-------- Provided records --------

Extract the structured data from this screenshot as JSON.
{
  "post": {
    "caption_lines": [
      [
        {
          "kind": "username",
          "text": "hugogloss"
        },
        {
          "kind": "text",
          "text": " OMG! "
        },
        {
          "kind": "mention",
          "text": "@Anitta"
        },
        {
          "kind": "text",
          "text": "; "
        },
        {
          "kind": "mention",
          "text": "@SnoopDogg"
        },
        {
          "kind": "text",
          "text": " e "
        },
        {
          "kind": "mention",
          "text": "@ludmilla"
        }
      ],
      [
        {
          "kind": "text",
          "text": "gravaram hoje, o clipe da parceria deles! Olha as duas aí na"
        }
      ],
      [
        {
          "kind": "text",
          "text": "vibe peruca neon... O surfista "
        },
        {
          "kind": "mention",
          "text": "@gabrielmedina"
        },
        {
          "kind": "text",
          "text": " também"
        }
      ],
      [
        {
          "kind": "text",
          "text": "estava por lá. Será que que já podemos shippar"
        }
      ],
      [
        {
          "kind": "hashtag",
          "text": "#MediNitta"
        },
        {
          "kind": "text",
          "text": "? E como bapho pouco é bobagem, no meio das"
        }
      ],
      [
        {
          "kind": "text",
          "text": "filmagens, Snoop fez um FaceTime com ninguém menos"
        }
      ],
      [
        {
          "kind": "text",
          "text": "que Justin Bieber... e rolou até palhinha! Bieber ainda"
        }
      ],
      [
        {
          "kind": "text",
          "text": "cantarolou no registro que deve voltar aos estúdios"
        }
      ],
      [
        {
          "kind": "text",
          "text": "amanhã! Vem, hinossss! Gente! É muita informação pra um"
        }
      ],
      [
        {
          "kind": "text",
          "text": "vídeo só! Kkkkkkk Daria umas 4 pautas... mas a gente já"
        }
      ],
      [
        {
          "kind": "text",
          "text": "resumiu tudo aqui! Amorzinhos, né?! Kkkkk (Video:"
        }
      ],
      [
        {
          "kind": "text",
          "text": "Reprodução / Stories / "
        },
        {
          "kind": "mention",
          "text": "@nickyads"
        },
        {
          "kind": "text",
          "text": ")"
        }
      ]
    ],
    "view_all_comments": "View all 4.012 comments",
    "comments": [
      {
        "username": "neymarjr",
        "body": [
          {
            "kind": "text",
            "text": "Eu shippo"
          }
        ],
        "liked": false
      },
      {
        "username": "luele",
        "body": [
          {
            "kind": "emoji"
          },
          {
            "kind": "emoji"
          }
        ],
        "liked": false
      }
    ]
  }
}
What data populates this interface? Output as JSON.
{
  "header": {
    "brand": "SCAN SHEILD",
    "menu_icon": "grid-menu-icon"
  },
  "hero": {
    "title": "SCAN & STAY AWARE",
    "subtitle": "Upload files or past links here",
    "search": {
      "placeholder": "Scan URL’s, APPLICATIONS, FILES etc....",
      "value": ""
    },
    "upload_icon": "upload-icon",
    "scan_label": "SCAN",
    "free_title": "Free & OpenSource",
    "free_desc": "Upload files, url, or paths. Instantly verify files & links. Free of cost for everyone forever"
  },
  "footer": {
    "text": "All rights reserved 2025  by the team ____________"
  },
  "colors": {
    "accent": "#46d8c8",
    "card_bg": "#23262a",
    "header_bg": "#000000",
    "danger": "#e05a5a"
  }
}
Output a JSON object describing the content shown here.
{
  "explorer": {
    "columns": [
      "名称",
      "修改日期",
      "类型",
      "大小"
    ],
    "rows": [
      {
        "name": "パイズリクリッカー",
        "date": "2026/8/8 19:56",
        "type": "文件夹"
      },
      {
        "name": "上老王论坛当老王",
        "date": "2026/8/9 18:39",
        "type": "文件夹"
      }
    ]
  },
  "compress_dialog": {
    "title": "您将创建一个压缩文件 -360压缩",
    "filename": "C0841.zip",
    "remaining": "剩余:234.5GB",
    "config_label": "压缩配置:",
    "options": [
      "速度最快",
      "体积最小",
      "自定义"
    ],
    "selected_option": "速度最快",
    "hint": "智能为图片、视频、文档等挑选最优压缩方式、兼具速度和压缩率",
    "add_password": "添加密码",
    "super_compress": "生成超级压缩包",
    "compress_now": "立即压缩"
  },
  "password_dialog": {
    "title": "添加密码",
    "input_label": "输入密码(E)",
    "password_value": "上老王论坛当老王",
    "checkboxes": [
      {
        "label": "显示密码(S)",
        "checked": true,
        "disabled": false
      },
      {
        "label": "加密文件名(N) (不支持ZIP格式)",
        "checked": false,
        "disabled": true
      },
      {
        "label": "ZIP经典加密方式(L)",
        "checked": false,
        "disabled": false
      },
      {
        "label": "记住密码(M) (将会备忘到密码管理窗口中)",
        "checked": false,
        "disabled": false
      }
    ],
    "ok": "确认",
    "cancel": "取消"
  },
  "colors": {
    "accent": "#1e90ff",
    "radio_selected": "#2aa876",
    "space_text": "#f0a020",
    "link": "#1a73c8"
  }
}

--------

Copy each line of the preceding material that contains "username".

Task response |
          "kind": "username",
        "username": "neymarjr",
        "username": "luele",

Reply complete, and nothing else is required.